In his well-known treatise Ornament and Crime, Adolf Loos infamously claimed that “the modern person who tattoos himself is either a criminal or a degenerate.” For Loos, the surface, whether of a pair of shoes or a human being, demanded reduction; an erasure of aesthetic artifice so as to reveal the essences presumed to lie just beneath. Elsewhere, theorist Boris Groys has observed that not only was Loos’ aversion to tattoos symptomatic of modern design’s ambition to liberate the essences beneath encultured surfaces, but argues that in the twentieth century, the liberation of an authentic self is the apotheosis of this ambition. Living with an obligation to self-design that stretches from Nietzsche’s Übermensch to K-hole’s Mass Indie, one continually re-fashions their various manifestations so as to present “him or herself to the gaze of the Other as an honest, plain, unornamented, ‘un-designed’ object.”

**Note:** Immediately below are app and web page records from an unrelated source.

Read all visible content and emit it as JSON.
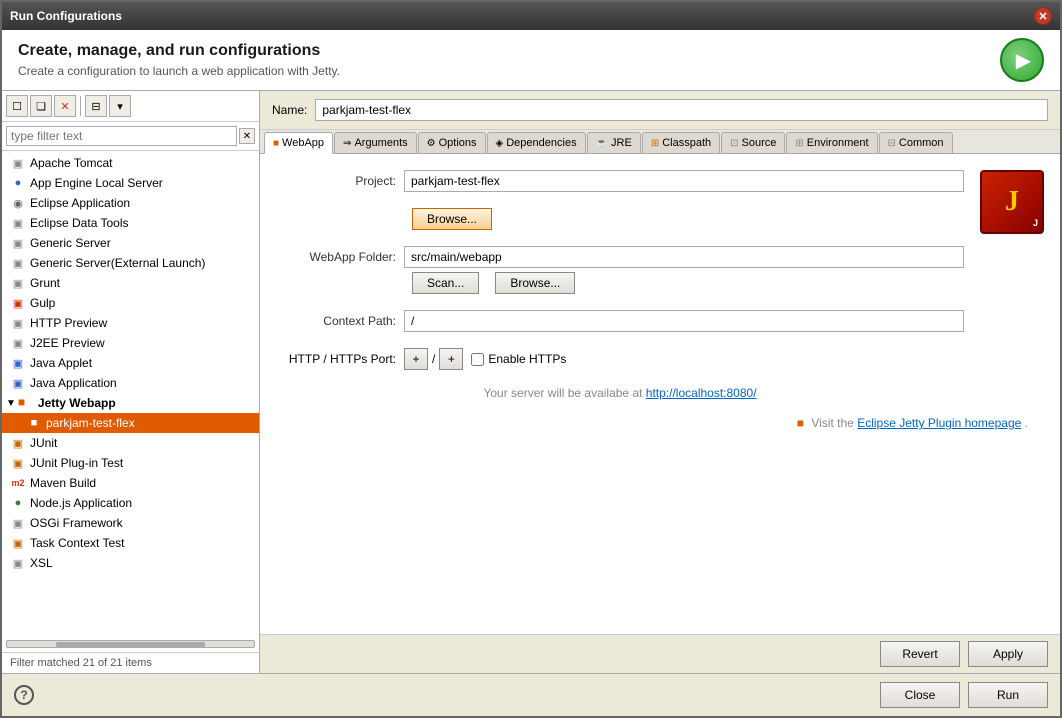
{
  "window": {
    "title": "Run Configurations"
  },
  "header": {
    "title": "Create, manage, and run configurations",
    "subtitle": "Create a configuration to launch a web application with Jetty."
  },
  "sidebar": {
    "toolbar": {
      "new_label": "☐",
      "duplicate_label": "❑",
      "delete_label": "✕",
      "filter_label": "⊟",
      "combo_label": "▾"
    },
    "filter": {
      "placeholder": "type filter text",
      "value": ""
    },
    "items": [
      {
        "id": "apache-tomcat",
        "label": "Apache Tomcat",
        "indent": 0,
        "icon": "server"
      },
      {
        "id": "app-engine",
        "label": "App Engine Local Server",
        "indent": 0,
        "icon": "circle-blue"
      },
      {
        "id": "eclipse-app",
        "label": "Eclipse Application",
        "indent": 0,
        "icon": "circle-gray"
      },
      {
        "id": "eclipse-data",
        "label": "Eclipse Data Tools",
        "indent": 0,
        "icon": "square-gray"
      },
      {
        "id": "generic-server",
        "label": "Generic Server",
        "indent": 0,
        "icon": "square-gray"
      },
      {
        "id": "generic-server-ext",
        "label": "Generic Server(External Launch)",
        "indent": 0,
        "icon": "square-gray"
      },
      {
        "id": "grunt",
        "label": "Grunt",
        "indent": 0,
        "icon": "square-gray"
      },
      {
        "id": "gulp",
        "label": "Gulp",
        "indent": 0,
        "icon": "square-red"
      },
      {
        "id": "http-preview",
        "label": "HTTP Preview",
        "indent": 0,
        "icon": "square-gray"
      },
      {
        "id": "j2ee-preview",
        "label": "J2EE Preview",
        "indent": 0,
        "icon": "square-gray"
      },
      {
        "id": "java-applet",
        "label": "Java Applet",
        "indent": 0,
        "icon": "square-blue"
      },
      {
        "id": "java-application",
        "label": "Java Application",
        "indent": 0,
        "icon": "square-blue"
      },
      {
        "id": "jetty-webapp",
        "label": "Jetty Webapp",
        "indent": 0,
        "icon": "jetty",
        "group": true,
        "expanded": true
      },
      {
        "id": "parkjam-test-flex",
        "label": "parkjam-test-flex",
        "indent": 1,
        "icon": "jetty",
        "selected": true
      },
      {
        "id": "junit",
        "label": "JUnit",
        "indent": 0,
        "icon": "junit"
      },
      {
        "id": "junit-plugin",
        "label": "JUnit Plug-in Test",
        "indent": 0,
        "icon": "junit"
      },
      {
        "id": "maven-build",
        "label": "Maven Build",
        "indent": 0,
        "icon": "maven"
      },
      {
        "id": "nodejs-app",
        "label": "Node.js Application",
        "indent": 0,
        "icon": "node"
      },
      {
        "id": "osgi",
        "label": "OSGi Framework",
        "indent": 0,
        "icon": "square-gray"
      },
      {
        "id": "task-context",
        "label": "Task Context Test",
        "indent": 0,
        "icon": "junit"
      },
      {
        "id": "xsl",
        "label": "XSL",
        "indent": 0,
        "icon": "square-gray"
      }
    ],
    "footer": "Filter matched 21 of 21 items"
  },
  "main": {
    "name_label": "Name:",
    "name_value": "parkjam-test-flex",
    "tabs": [
      {
        "id": "webapp",
        "label": "WebApp",
        "icon": "jetty",
        "active": true
      },
      {
        "id": "arguments",
        "label": "Arguments",
        "icon": "args"
      },
      {
        "id": "options",
        "label": "Options",
        "icon": "options"
      },
      {
        "id": "dependencies",
        "label": "Dependencies",
        "icon": "deps"
      },
      {
        "id": "jre",
        "label": "JRE",
        "icon": "jre"
      },
      {
        "id": "classpath",
        "label": "Classpath",
        "icon": "classpath"
      },
      {
        "id": "source",
        "label": "Source",
        "icon": "source"
      },
      {
        "id": "environment",
        "label": "Environment",
        "icon": "env"
      },
      {
        "id": "common",
        "label": "Common",
        "icon": "common"
      }
    ],
    "form": {
      "project_label": "Project:",
      "project_value": "parkjam-test-flex",
      "browse_label": "Browse...",
      "webapp_folder_label": "WebApp Folder:",
      "webapp_folder_value": "src/main/webapp",
      "scan_label": "Scan...",
      "browse2_label": "Browse...",
      "context_path_label": "Context Path:",
      "context_path_value": "/",
      "http_port_label": "HTTP / HTTPs Port:",
      "port_plus1": "+",
      "port_sep": "/",
      "port_plus2": "+",
      "enable_https_label": "Enable HTTPs",
      "server_info": "Your server will be availabe at ",
      "server_url": "http://localhost:8080/",
      "jetty_logo_text": "J",
      "visit_text": "Visit the ",
      "visit_link": "Eclipse Jetty Plugin homepage",
      "visit_suffix": "."
    }
  },
  "bottom": {
    "revert_label": "Revert",
    "apply_label": "Apply",
    "close_label": "Close",
    "run_label": "Run"
  }
}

But today the self is neither the stable interior essence implied by drawing’s etymological origin or Loos’ aversion to decoration, nor is it the market-stabilized self, managed by our Mass-Indie aesthetic choices or our networked drafting platforms. Our ever-multiplying selves are now constructed as much through our curated tastes as they are through obscure algorithms reprocessing our rights of citizenship from a Nevada desert. We are both a citizen and not, an actualized self and a statistical data point allowing Oracle to more accurately forecast the next anonymous worker to log on to an ink-jet printer in a Columbus suburb. Self-design can no longer be understood as the obligation to wrest essences out from under appearances, but rather, as the exploitation of a vast catalog of selves now constituted by design briefs that are utterly indifferent to one another.